Yet we don’t seem to learn what Trump is showing us. We want the advertising. We choose it over sincere leadership with principle and faith. Pastor Green brought calm, principled leadership into her job when she interrupted the nominee, and I am happy that such a strong person showed America what women clergy do. But our nation is nearing an embrace of circus-y showmanship that thrives on theatrical lie-telling.
Casual Priest has had enough. Casual Priest would like leaders with character and dignity and the courage to apologize. Casual Priest seeks those qualities in herself, darn-it. And when a person seeking highest office can’t muster even a wink of self-effacing humor, humility, or kindness, Casual Priest thinks maybe we’ve gone off the deep end at last.
And, Casual Priest also trusts that down at the bottom of that deep end, waiting in the darkness with the forgotten and the cast-aside folks, is Jesus, the Risen Lord whom she serves, waiting to bless her and send her back to the trenches for the sake of love. Ministry, the wearing of the collar, will take new forms if the Walking Dorito* takes office, for the love of the Risen One will not diminish, and we who serve him will require courage, calm and kindness to meet him in the dark depths, where no doritos dare to tread.
* All right, some may say, “Gosh it’s offensive to use an insult referencing Trump’s color.” Yeah, maybe. Accept his color is gained by tanning, and a Dorito is a well-loved snack food. Compare this to the long list of offensive things women clergy are called just for being female and wearing the collar, not seeking any spotlight but going about their work.
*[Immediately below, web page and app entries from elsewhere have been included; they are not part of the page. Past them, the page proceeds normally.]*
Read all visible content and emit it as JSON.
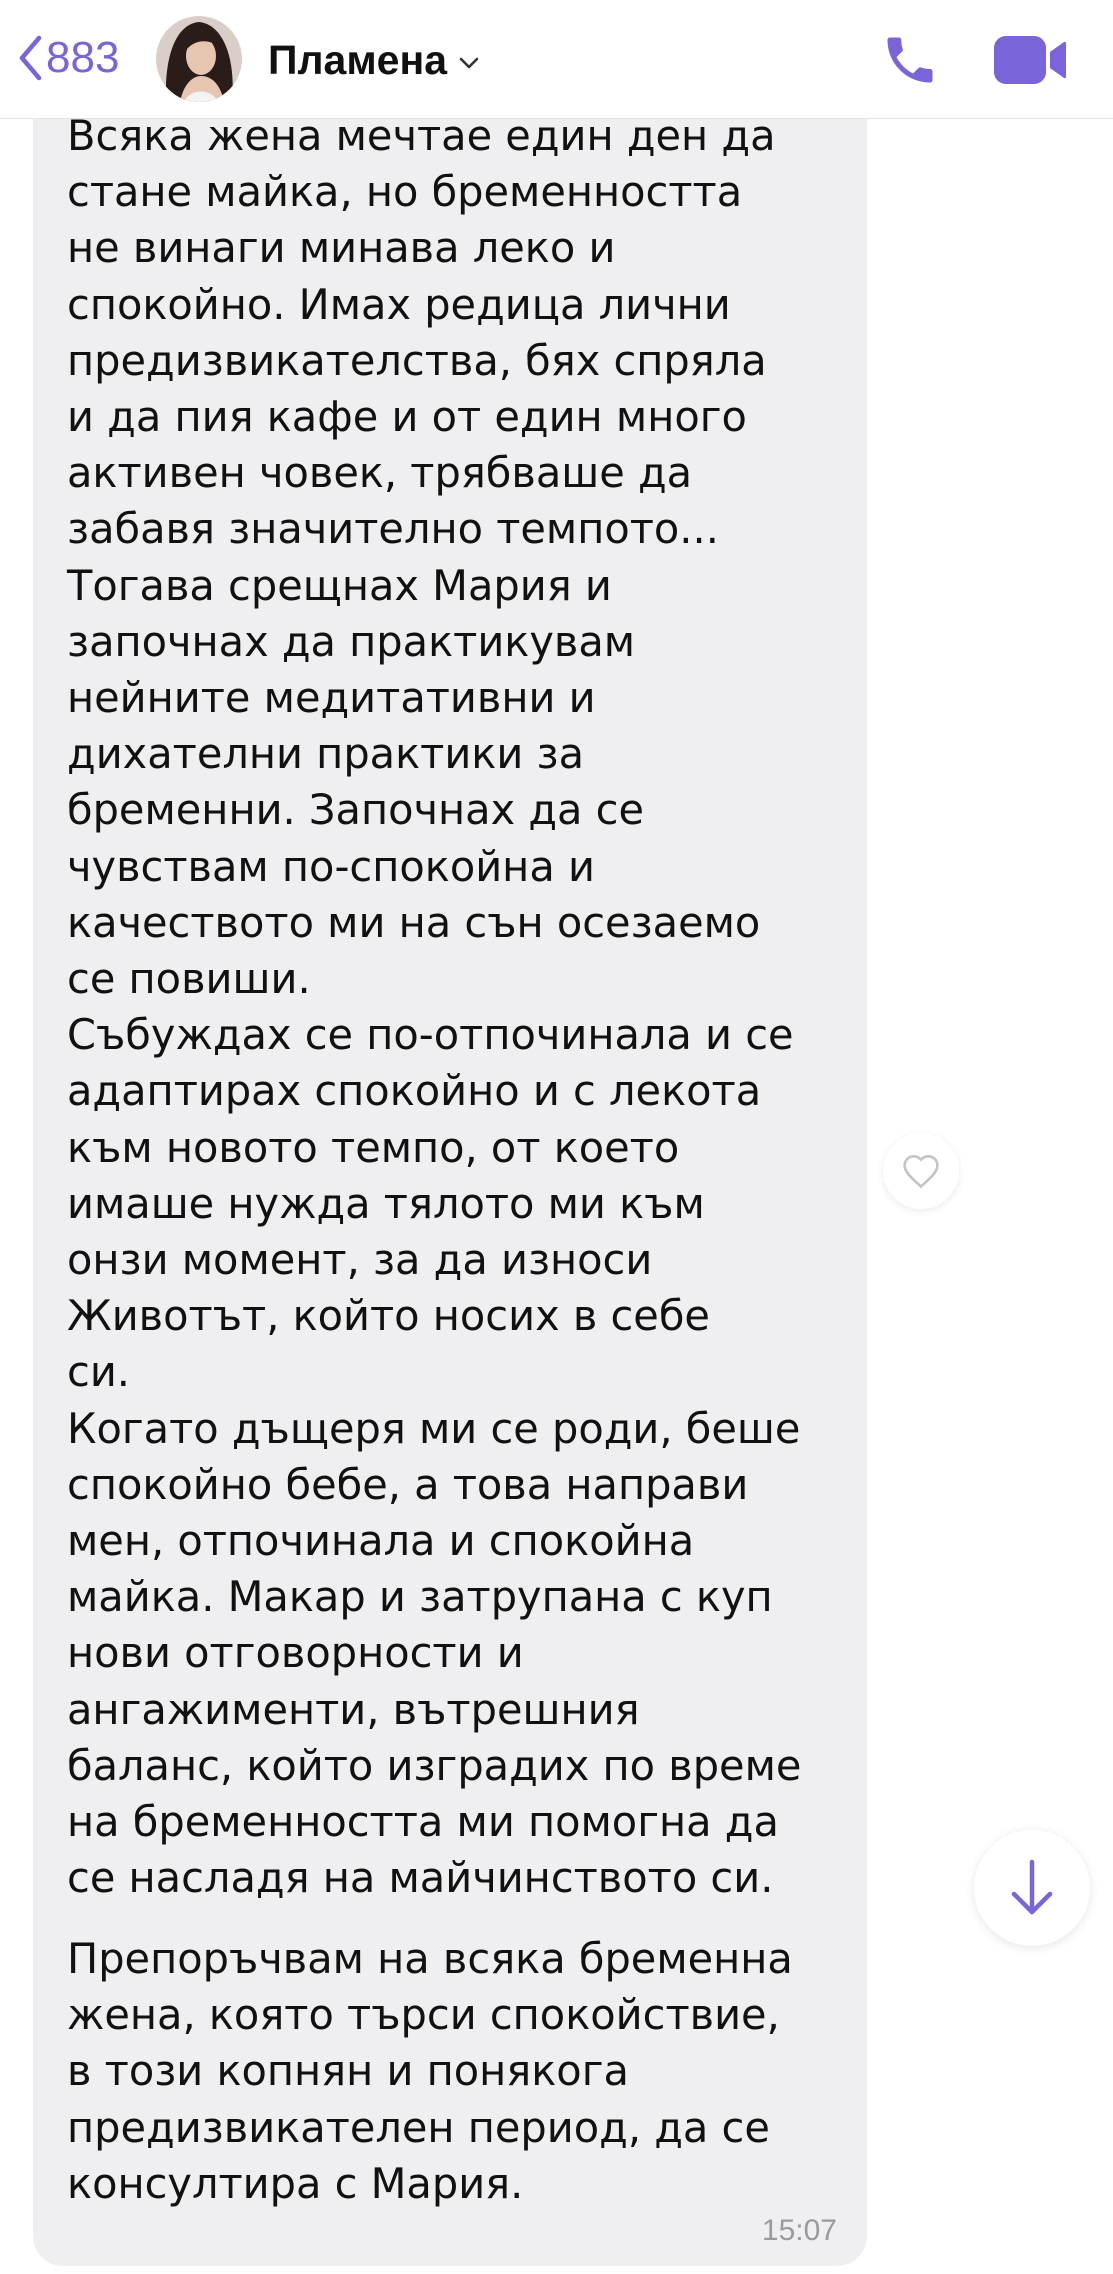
{
  "header": {
    "back_count": "883",
    "contact_name": "Пламена",
    "icons": [
      "back-chevron-icon",
      "avatar",
      "chevron-down-icon",
      "phone-icon",
      "video-camera-icon"
    ],
    "accent_color": "#7b63d9"
  },
  "message": {
    "paragraph_1": "Всяка жена мечтае един ден да\nстане майка, но бременността\nне винаги минава леко и\nспокойно. Имах редица лични\nпредизвикателства, бях спряла\nи да пия кафе и от един много\nактивен човек, трябваше да\nзабавя значително темпото...\nТогава срещнах Мария и\nзапочнах да практикувам\nнейните медитативни и\nдихателни  практики за\nбременни. Започнах да се\nчувствам по-спокойна и\nкачеството ми на сън осезаемо\nсе повиши.\nСъбуждах се по-отпочинала и се\nадаптирах спокойно и с лекота\nкъм новото темпо, от което\nимаше нужда тялото ми към\nонзи момент, за да износи\nЖивотът, който носих в себе\nси.\nКогато дъщеря ми се роди, беше\nспокойно бебе, а това направи\nмен, отпочинала и спокойна\nмайка. Макар и затрупана с куп\nнови отговорности и\nангажименти, вътрешния\nбаланс, който изградих по време\nна бременността ми помогна да\nсе насладя на майчинството си.",
    "paragraph_2": "Препоръчвам на всяка бременна\nжена, която търси спокойствие,\nв този копнян и понякога\nпредизвикателен период, да се\nконсултира с Мария.",
    "time": "15:07",
    "bubble_color": "#efeff1"
  },
  "actions": {
    "like_icon": "heart-outline-icon",
    "scroll_icon": "arrow-down-icon"
  }
}
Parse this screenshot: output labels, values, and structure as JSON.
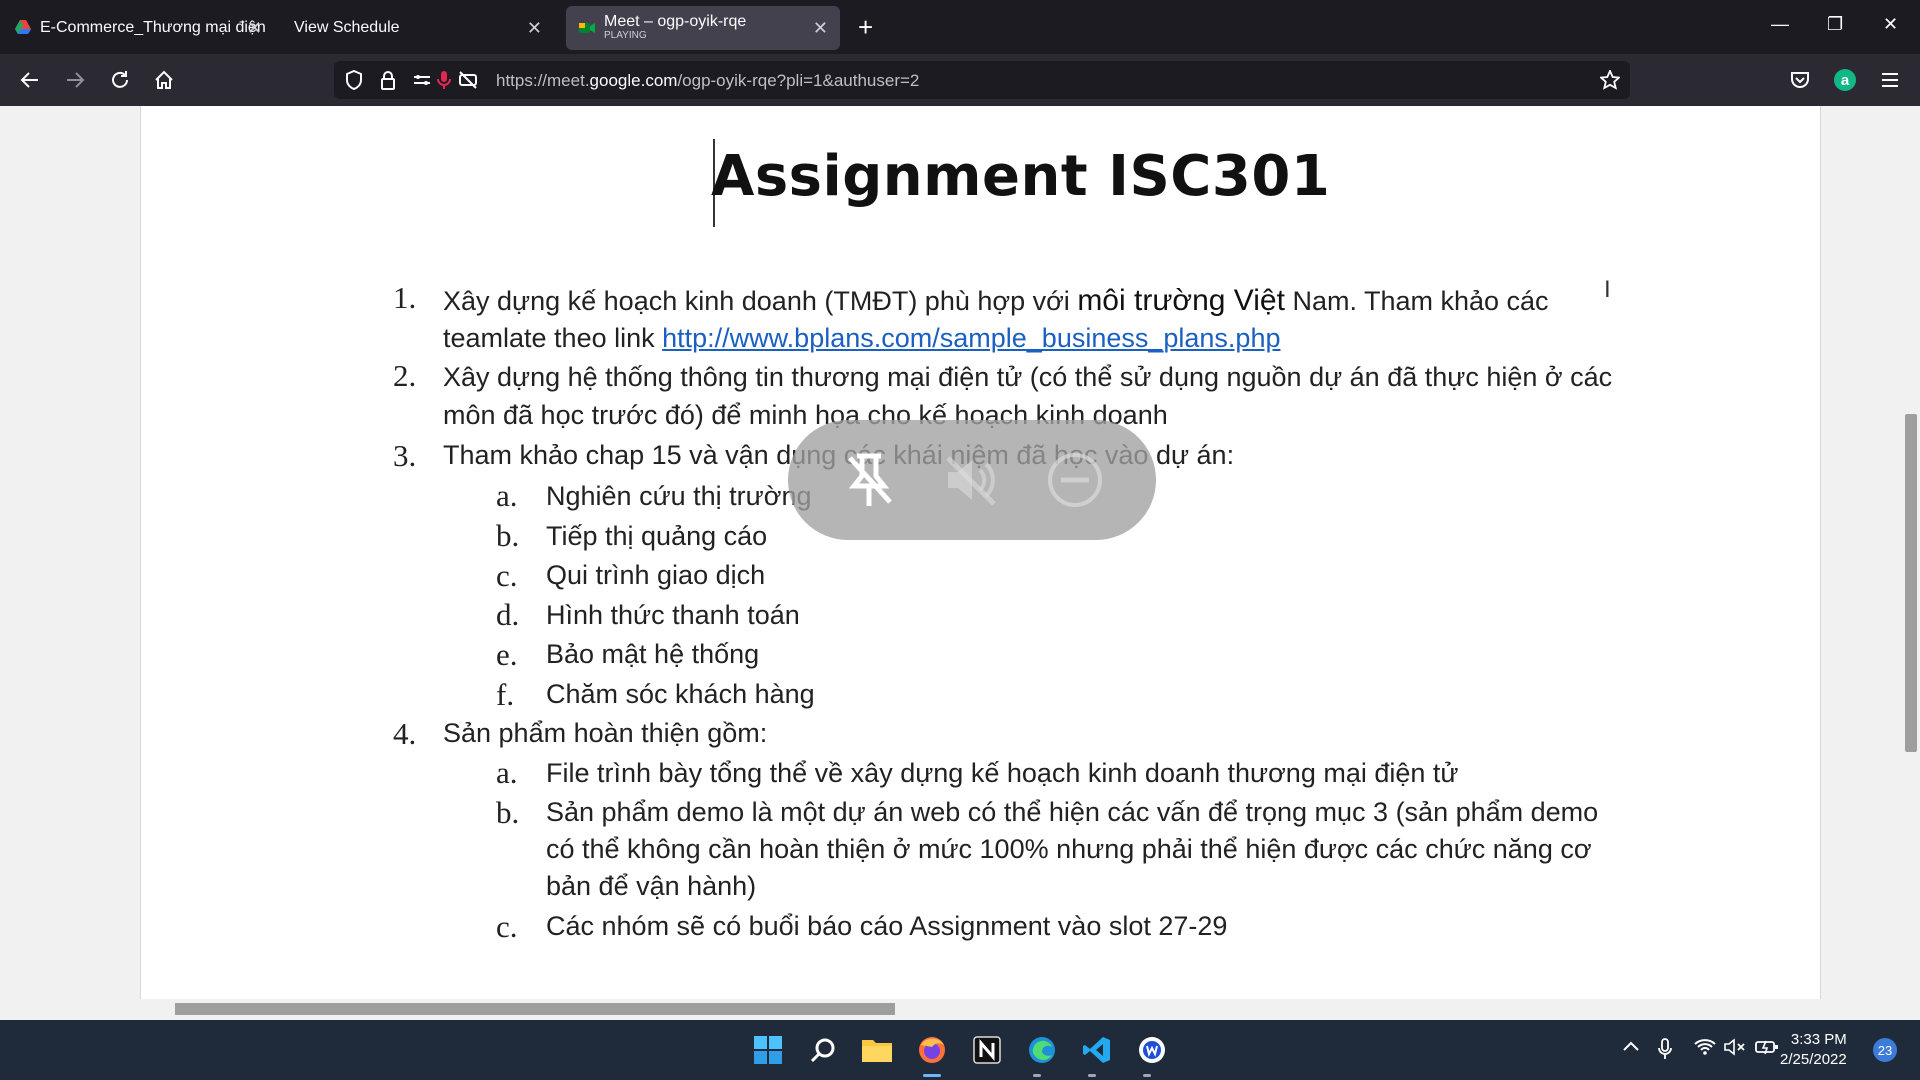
{
  "browser": {
    "tabs": [
      {
        "title": "E-Commerce_Thương mại điện",
        "subtitle": ""
      },
      {
        "title": "View Schedule",
        "subtitle": ""
      },
      {
        "title": "Meet – ogp-oyik-rqe",
        "subtitle": "PLAYING"
      }
    ],
    "url_prefix": "https://meet.",
    "url_domain": "google.com",
    "url_path": "/ogp-oyik-rqe?pli=1&authuser=2",
    "account_initial": "a"
  },
  "document": {
    "title": "Assignment ISC301",
    "items": [
      {
        "num": "1.",
        "line1_a": "Xây dựng kế hoạch kinh doanh  (TMĐT) phù hợp với ",
        "line1_b": "môi trường Việt",
        "line1_c": " Nam. Tham khảo các",
        "line2": "teamlate theo link  ",
        "link": "http://www.bplans.com/sample_business_plans.php"
      },
      {
        "num": "2.",
        "line1": "Xây dựng hệ thống thông tin thương mại điện tử (có thể sử dụng nguồn dự án đã thực hiện ở các",
        "line2": "môn đã học trước đó) để minh họa cho kế hoạch kinh doanh"
      },
      {
        "num": "3.",
        "line1": "Tham khảo chap 15 và vận dụng các khái niệm đã học vào dự án:",
        "sub": [
          {
            "letter": "a.",
            "text": "Nghiên cứu thị trường"
          },
          {
            "letter": "b.",
            "text": "Tiếp thị quảng cáo"
          },
          {
            "letter": "c.",
            "text": "Qui trình giao dịch"
          },
          {
            "letter": "d.",
            "text": "Hình thức thanh toán"
          },
          {
            "letter": "e.",
            "text": "Bảo mật hệ thống"
          },
          {
            "letter": "f.",
            "text": "Chăm sóc khách hàng"
          }
        ]
      },
      {
        "num": "4.",
        "line1": "Sản phẩm hoàn thiện gồm:",
        "sub": [
          {
            "letter": "a.",
            "text": "File trình bày tổng thể về xây dựng kế hoạch kinh doanh thương mại điện tử"
          },
          {
            "letter": "b.",
            "text": "Sản phẩm demo là một dự án web có thể hiện các vấn để trọng mục 3 (sản phẩm demo",
            "text2": "có thể không cần hoàn thiện ở mức 100% nhưng phải thể hiện được các chức năng cơ",
            "text3": "bản để vận hành)"
          },
          {
            "letter": "c.",
            "text": "Các nhóm sẽ có buổi báo cáo Assignment vào slot 27-29"
          }
        ]
      }
    ]
  },
  "taskbar": {
    "time": "3:33 PM",
    "date": "2/25/2022",
    "notifications": "23"
  },
  "colors": {
    "accent": "#1a5fc2",
    "chrome_dark": "#1c1b22",
    "taskbar": "#1f2b3a"
  }
}
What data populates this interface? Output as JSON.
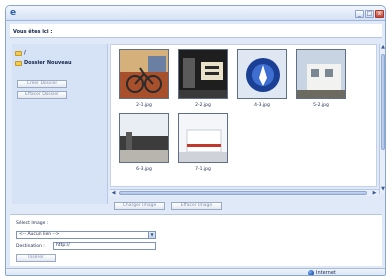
{
  "window": {
    "icon": "ie-icon",
    "controls": {
      "minimize": "_",
      "maximize": "□",
      "close": "x"
    }
  },
  "header": {
    "title": "Vous êtes ici :"
  },
  "sidebar": {
    "root_label": "/",
    "folder_label": "Dossier Nouveau",
    "create_folder_button": "Créer Dossier",
    "delete_folder_button": "Effacer Dossier"
  },
  "gallery": {
    "items": [
      {
        "caption": "2-1.jpg",
        "scene": "photo of a bicycle propped against a painted wall"
      },
      {
        "caption": "2-2.jpg",
        "scene": "photo of a dark storefront with a lit sign"
      },
      {
        "caption": "4-3.jpg",
        "scene": "graphic of a blue circular emblem with a figure"
      },
      {
        "caption": "5-2.jpg",
        "scene": "photo of a white building facade under a bright sky"
      },
      {
        "caption": "6-3.jpg",
        "scene": "photo of a street with a low dark building"
      },
      {
        "caption": "7-1.jpg",
        "scene": "photo of a white building with a red stripe"
      }
    ]
  },
  "actions": {
    "upload_button": "Charger Image",
    "delete_button": "Effacer Image"
  },
  "form": {
    "select_label": "Sélect Image :",
    "select_value": "<-- Aucun lien -->",
    "url_label": "Destination :",
    "url_value": "http://",
    "insert_button": "Insérer"
  },
  "statusbar": {
    "zone": "Internet"
  },
  "colors": {
    "accent": "#2f5fb0",
    "panel": "#dfe9f8",
    "folder": "#f2cb52",
    "close_button": "#c5453a"
  }
}
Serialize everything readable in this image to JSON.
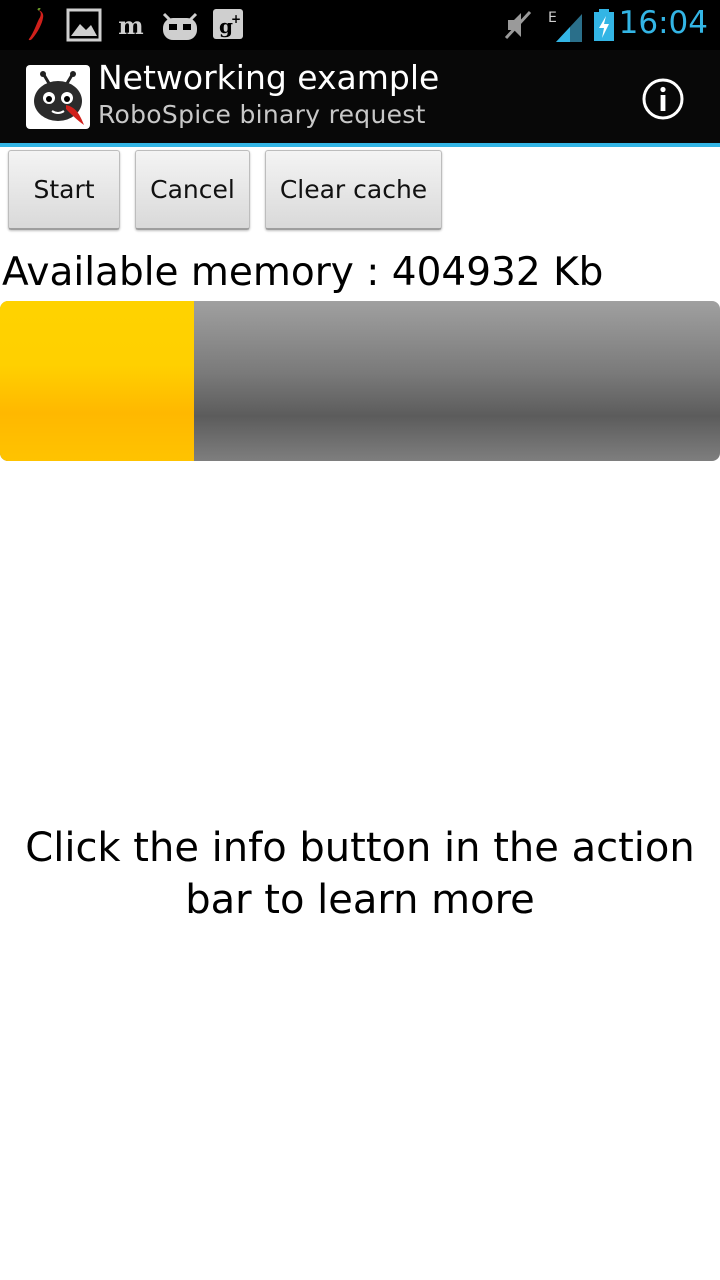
{
  "status_bar": {
    "time": "16:04",
    "network_type": "E",
    "left_icons": [
      "chili-icon",
      "image-icon",
      "newspaper-icon",
      "robot-face-icon",
      "google-plus-icon"
    ],
    "right_icons": [
      "mute-icon",
      "signal-icon",
      "battery-charging-icon"
    ],
    "accent_color": "#33b5e5"
  },
  "action_bar": {
    "title": "Networking example",
    "subtitle": "RoboSpice binary request",
    "logo_icon": "robospice-logo-icon",
    "action_icon": "info-icon"
  },
  "buttons": {
    "start": "Start",
    "cancel": "Cancel",
    "clear_cache": "Clear cache"
  },
  "memory": {
    "label": "Available memory : 404932 Kb"
  },
  "progress": {
    "fraction": 0.27,
    "fill_color": "#ffc800",
    "track_color": "#777777"
  },
  "message": {
    "text": "Click the info button in the action bar to learn more"
  }
}
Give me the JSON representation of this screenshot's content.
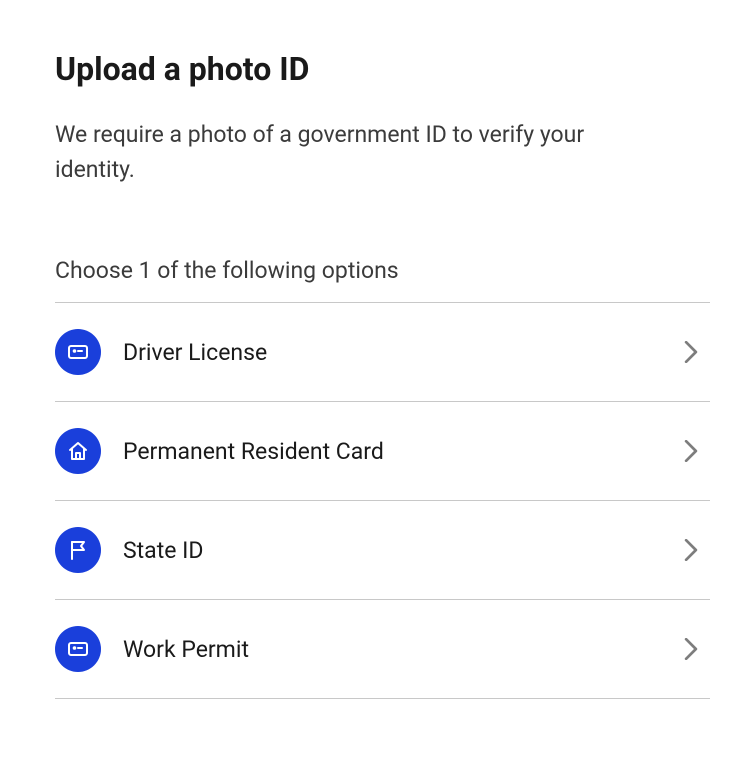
{
  "header": {
    "title": "Upload a photo ID",
    "description": "We require a photo of a government ID to verify your identity."
  },
  "section": {
    "label": "Choose 1 of the following options",
    "options": [
      {
        "label": "Driver License",
        "icon": "id-card-icon"
      },
      {
        "label": "Permanent Resident Card",
        "icon": "home-icon"
      },
      {
        "label": "State ID",
        "icon": "flag-icon"
      },
      {
        "label": "Work Permit",
        "icon": "id-card-icon"
      }
    ]
  },
  "colors": {
    "accent": "#1a3fdb"
  }
}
I think you’ll find that being likened to chips is quite gentle in comparison.
Fly in the ointment: many, if not most, of the organizers of the March for Science are politically left (scientists have long trended leftward of the general population, and are also less religious), and so politics, including issues of social justice and economic policy, are becoming entangled.